▶ Task instructions:
Take every line in the entries that includes the word "country" and copy it.

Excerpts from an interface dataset
########

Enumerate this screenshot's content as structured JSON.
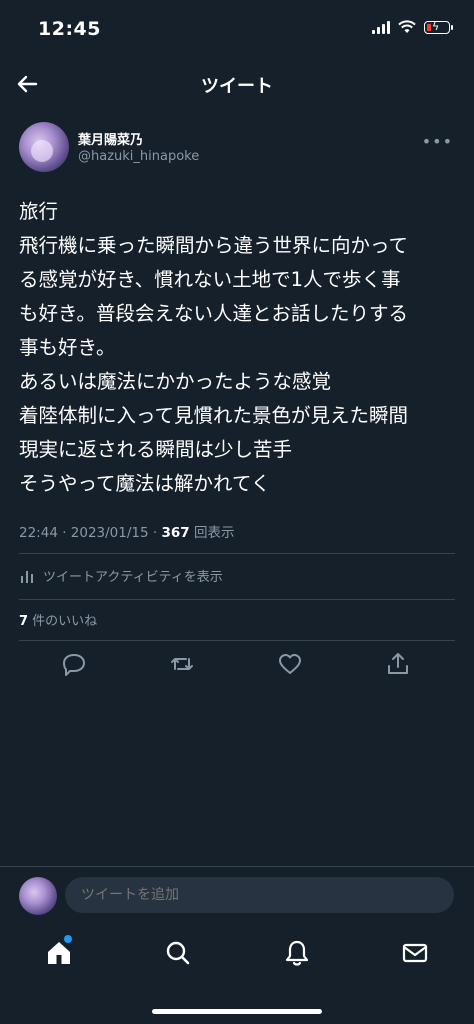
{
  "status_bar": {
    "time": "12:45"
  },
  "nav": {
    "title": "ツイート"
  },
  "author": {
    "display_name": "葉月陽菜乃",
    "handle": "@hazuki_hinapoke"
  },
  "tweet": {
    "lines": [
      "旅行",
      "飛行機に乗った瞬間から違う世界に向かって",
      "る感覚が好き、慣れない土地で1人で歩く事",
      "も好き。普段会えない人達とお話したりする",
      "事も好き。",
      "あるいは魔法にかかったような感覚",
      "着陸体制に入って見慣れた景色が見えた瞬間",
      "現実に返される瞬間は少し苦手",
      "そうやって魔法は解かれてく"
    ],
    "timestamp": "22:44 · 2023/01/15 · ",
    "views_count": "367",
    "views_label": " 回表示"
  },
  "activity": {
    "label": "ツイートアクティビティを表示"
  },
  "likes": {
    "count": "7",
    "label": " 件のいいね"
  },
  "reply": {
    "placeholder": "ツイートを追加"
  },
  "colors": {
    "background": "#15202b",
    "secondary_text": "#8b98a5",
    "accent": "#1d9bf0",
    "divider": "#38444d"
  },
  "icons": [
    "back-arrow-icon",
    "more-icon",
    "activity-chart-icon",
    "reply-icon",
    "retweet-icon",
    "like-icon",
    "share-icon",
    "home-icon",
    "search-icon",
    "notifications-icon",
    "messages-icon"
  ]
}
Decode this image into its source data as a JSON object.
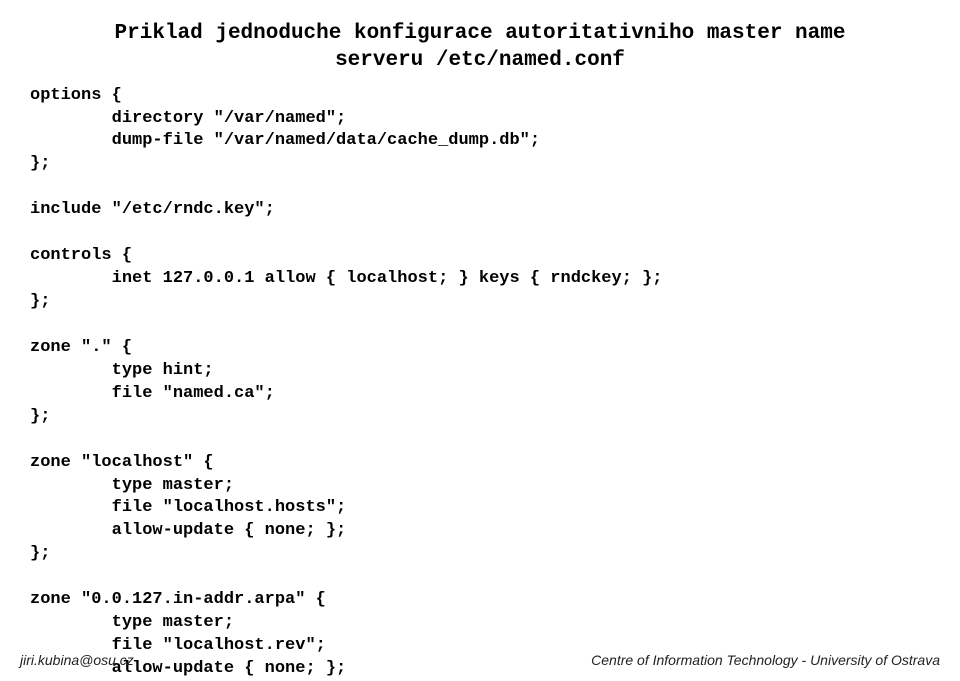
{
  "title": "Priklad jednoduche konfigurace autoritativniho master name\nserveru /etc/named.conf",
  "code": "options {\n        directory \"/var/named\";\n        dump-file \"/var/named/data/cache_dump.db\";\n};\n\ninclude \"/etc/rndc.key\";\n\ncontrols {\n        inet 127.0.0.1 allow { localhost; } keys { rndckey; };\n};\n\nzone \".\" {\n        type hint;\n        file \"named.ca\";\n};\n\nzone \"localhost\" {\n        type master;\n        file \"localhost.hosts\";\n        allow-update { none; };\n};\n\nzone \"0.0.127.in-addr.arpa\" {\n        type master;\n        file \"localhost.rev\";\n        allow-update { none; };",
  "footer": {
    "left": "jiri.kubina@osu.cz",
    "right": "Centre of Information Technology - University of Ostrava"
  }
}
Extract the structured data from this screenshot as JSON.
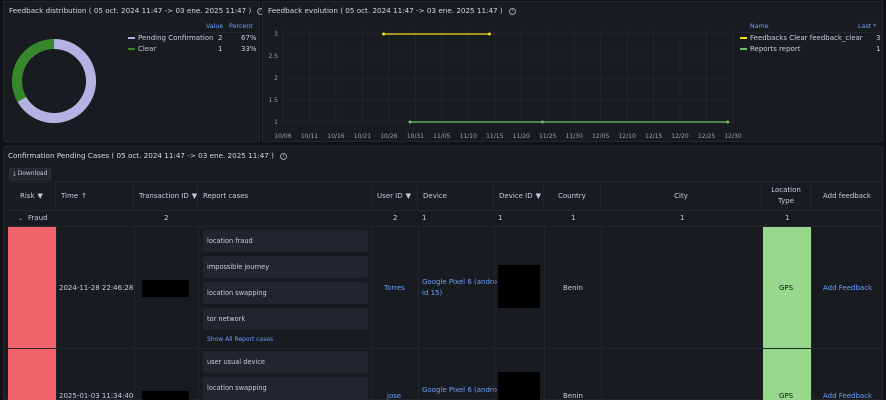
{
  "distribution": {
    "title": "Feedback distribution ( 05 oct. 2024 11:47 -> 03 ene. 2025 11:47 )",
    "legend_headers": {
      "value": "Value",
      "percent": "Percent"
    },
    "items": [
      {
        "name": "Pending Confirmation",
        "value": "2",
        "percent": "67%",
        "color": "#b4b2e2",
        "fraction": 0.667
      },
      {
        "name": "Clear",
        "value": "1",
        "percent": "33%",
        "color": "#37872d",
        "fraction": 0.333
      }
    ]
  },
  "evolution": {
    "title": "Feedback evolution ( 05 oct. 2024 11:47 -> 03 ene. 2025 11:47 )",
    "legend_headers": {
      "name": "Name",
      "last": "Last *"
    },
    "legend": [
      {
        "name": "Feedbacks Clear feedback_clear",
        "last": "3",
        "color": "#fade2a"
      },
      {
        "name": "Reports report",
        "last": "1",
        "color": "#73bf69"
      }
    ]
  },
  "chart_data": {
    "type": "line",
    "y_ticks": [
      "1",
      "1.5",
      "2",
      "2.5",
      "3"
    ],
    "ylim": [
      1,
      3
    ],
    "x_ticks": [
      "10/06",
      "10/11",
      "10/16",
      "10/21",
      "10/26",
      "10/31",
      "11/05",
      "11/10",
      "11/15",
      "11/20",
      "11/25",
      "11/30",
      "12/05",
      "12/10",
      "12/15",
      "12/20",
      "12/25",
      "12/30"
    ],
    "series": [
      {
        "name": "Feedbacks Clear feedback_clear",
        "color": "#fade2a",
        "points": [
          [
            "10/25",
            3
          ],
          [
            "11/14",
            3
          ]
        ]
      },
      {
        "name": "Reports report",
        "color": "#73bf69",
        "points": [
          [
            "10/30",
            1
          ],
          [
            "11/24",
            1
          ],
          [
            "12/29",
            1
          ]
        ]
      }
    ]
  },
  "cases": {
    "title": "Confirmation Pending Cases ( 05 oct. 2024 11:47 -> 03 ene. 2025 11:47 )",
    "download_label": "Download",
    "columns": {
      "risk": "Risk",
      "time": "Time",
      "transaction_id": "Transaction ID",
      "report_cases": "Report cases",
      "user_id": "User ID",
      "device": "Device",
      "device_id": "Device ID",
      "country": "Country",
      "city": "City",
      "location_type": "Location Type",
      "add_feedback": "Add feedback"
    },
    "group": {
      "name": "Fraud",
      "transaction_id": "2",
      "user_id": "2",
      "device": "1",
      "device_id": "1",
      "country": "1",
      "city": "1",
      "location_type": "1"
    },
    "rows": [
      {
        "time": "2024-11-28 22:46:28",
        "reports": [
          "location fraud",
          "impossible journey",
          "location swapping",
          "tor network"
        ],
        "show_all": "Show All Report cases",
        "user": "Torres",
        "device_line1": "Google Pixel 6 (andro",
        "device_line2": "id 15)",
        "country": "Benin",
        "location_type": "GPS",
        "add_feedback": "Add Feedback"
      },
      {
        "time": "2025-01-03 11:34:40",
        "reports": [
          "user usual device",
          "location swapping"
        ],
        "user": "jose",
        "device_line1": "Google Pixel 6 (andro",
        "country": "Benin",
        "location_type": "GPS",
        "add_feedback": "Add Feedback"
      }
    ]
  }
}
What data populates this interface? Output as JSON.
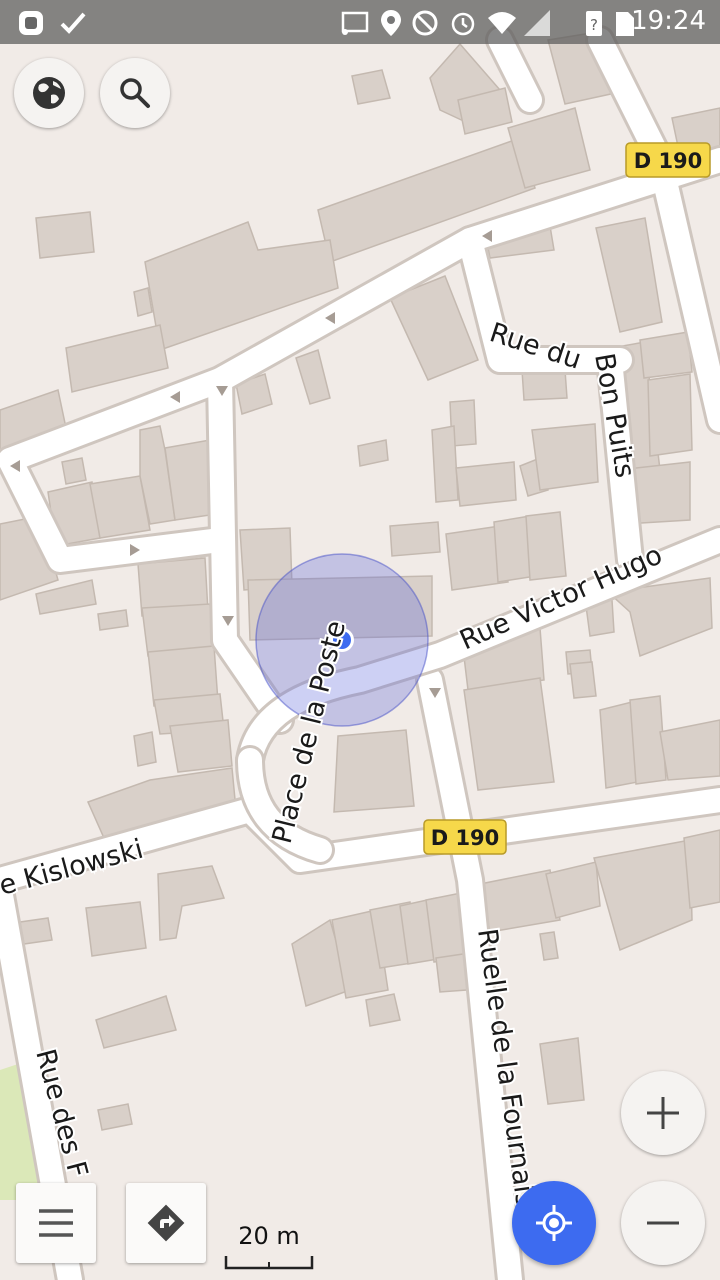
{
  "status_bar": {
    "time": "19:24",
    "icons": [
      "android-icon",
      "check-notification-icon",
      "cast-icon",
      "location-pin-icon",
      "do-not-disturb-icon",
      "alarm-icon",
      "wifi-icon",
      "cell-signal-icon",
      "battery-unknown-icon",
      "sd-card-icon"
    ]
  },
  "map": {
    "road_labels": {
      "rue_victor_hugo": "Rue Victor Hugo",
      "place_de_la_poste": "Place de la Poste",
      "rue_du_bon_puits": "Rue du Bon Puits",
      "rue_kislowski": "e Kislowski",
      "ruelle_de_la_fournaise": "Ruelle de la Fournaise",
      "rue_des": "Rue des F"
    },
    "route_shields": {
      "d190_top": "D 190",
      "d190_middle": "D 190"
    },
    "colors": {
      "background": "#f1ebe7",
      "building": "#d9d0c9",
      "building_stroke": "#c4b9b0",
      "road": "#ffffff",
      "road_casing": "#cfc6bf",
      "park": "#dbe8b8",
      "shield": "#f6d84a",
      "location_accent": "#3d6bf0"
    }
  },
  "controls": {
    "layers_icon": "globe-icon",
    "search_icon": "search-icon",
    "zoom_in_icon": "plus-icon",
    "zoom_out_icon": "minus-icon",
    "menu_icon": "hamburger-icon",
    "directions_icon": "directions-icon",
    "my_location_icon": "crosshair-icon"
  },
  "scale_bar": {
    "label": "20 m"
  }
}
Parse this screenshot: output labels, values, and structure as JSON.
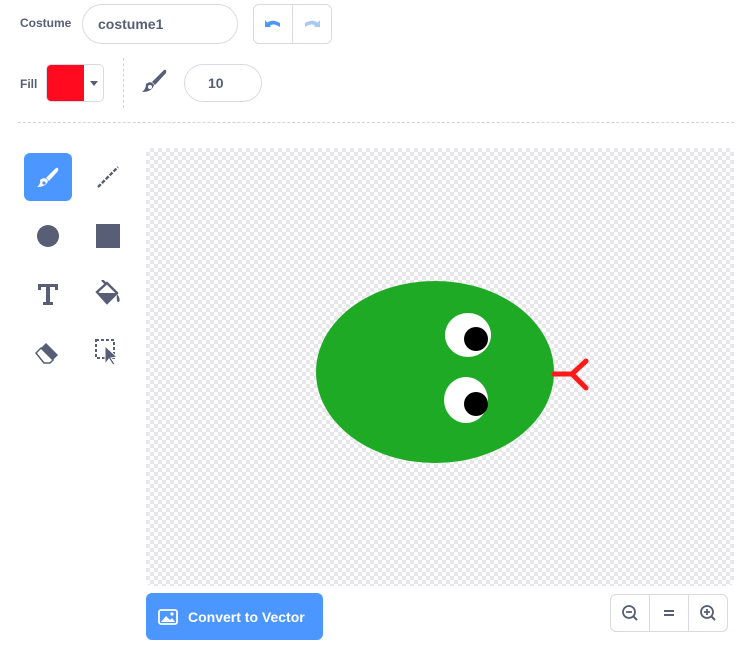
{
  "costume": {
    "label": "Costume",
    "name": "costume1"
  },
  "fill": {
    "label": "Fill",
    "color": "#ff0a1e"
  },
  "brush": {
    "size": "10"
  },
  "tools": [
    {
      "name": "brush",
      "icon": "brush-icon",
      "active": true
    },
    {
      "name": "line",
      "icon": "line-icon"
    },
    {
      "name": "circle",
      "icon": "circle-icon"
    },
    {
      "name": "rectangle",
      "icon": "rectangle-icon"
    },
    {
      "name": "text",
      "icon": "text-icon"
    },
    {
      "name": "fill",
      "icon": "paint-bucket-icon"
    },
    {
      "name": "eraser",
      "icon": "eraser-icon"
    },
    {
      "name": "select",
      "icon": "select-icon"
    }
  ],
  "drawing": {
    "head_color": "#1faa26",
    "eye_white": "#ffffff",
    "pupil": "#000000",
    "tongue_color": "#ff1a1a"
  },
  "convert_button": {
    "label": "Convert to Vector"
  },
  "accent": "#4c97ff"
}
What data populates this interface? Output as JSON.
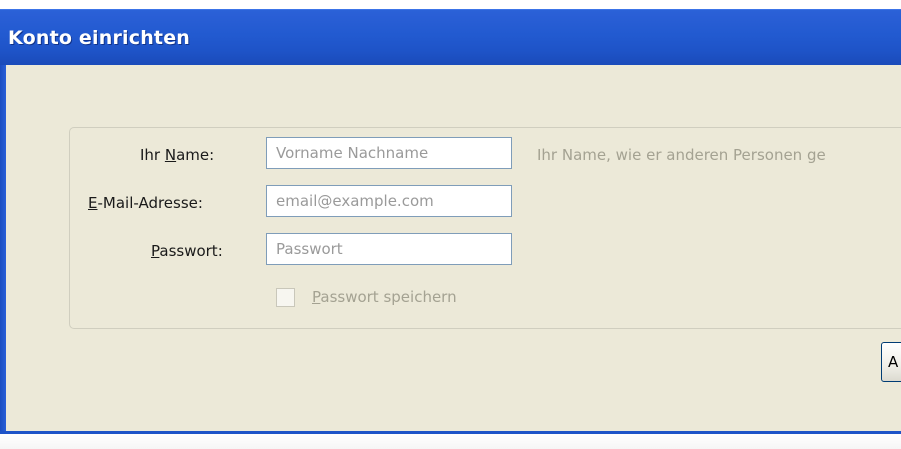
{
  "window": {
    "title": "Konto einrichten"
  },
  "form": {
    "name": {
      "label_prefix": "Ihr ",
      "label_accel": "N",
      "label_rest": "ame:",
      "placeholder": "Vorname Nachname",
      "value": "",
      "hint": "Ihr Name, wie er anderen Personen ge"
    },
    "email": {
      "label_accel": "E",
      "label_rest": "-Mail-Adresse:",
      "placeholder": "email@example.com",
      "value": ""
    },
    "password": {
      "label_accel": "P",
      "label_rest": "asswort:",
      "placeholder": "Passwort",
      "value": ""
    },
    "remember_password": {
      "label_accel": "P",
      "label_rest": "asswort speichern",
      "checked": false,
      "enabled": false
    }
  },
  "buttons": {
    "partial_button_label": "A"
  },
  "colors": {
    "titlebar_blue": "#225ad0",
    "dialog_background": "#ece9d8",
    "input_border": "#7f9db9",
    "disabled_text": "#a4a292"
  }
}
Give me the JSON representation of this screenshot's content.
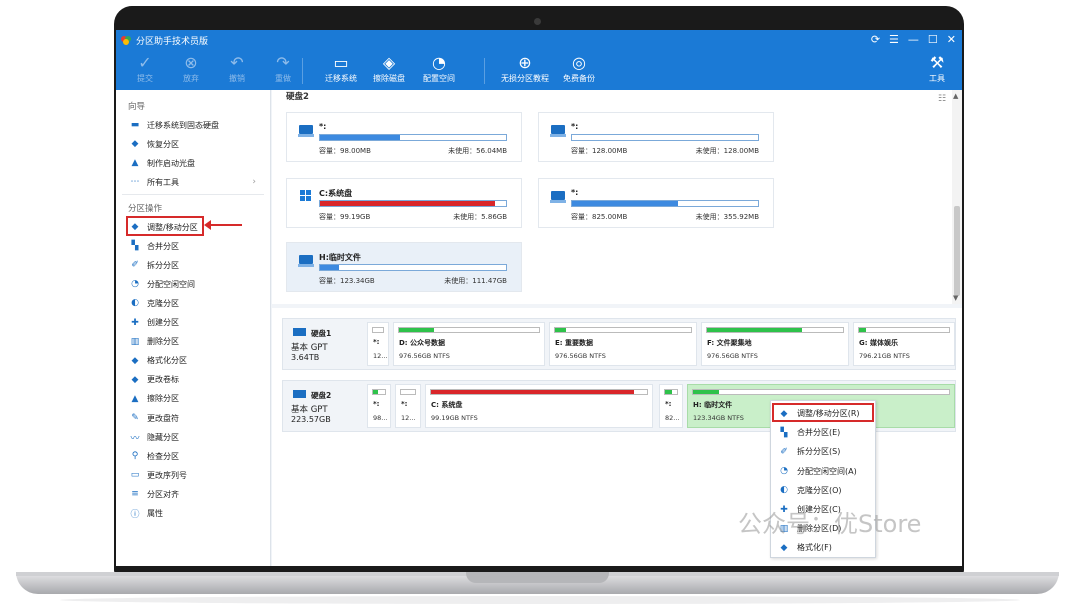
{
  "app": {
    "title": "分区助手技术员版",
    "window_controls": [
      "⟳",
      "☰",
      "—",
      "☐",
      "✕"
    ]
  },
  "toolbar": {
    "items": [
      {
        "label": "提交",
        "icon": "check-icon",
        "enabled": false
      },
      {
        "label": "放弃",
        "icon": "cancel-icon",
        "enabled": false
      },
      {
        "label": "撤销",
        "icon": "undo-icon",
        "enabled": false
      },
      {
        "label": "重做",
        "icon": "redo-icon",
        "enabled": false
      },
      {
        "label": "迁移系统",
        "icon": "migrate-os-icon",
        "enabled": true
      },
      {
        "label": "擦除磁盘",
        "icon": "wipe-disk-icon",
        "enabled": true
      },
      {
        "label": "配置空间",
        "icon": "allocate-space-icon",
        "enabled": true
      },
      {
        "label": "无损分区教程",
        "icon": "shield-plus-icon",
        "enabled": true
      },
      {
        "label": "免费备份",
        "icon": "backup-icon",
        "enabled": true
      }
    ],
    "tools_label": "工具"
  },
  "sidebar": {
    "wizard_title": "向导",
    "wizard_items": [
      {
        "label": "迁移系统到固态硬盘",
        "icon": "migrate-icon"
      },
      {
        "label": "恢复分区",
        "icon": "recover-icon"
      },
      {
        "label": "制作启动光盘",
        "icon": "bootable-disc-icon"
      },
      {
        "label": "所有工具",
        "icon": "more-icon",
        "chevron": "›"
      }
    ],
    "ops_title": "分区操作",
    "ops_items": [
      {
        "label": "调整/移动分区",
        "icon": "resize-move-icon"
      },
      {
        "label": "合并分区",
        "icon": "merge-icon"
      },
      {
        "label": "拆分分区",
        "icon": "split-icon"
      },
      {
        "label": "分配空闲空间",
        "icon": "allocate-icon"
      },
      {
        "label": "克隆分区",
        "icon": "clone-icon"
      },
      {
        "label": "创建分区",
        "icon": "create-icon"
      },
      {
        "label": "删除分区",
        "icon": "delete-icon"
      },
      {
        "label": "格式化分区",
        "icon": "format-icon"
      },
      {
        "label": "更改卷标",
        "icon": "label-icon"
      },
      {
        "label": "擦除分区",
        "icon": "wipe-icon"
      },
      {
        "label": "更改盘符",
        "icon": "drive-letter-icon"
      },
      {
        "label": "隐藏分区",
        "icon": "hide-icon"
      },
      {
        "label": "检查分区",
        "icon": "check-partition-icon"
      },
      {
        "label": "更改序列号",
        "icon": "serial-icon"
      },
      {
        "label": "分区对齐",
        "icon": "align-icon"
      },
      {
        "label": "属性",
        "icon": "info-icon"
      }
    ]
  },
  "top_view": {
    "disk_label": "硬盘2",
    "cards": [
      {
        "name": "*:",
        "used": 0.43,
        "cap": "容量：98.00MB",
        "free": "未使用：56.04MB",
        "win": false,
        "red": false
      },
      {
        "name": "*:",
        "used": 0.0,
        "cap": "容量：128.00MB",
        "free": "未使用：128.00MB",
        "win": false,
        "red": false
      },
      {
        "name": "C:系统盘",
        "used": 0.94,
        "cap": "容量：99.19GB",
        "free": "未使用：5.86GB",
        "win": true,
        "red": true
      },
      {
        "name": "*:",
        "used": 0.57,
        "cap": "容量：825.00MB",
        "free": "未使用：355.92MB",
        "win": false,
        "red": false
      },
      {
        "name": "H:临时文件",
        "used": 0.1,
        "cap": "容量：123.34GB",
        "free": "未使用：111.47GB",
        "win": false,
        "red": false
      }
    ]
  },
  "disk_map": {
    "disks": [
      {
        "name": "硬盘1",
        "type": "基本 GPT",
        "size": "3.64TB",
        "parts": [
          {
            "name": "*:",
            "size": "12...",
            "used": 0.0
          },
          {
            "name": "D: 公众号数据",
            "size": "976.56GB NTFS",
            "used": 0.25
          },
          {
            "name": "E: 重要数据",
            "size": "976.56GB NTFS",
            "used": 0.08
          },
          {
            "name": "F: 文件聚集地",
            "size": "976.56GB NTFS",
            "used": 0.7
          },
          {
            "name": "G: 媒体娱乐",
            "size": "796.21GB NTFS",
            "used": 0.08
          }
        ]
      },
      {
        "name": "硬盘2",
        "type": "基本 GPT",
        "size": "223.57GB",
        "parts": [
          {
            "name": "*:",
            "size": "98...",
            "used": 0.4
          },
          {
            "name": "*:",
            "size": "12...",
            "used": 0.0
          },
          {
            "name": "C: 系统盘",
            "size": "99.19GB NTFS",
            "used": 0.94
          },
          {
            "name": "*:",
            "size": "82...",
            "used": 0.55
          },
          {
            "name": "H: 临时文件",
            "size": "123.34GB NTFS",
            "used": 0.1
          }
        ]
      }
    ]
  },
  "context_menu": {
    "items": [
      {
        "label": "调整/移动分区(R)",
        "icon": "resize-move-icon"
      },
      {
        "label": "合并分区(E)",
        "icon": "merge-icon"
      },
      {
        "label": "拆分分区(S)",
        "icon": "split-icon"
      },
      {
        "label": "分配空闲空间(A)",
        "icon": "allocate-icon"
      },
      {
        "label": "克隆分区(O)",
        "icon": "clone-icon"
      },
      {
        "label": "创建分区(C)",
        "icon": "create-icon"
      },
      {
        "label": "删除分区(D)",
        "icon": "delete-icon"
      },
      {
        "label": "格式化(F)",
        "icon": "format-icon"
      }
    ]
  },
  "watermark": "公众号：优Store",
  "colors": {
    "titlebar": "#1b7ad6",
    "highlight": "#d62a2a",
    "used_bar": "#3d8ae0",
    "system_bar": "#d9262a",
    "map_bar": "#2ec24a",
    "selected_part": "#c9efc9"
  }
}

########

▶ Written reply:
      "country": "Country",
      "country": "1",
        "country": "Benin",
        "country": "Benin",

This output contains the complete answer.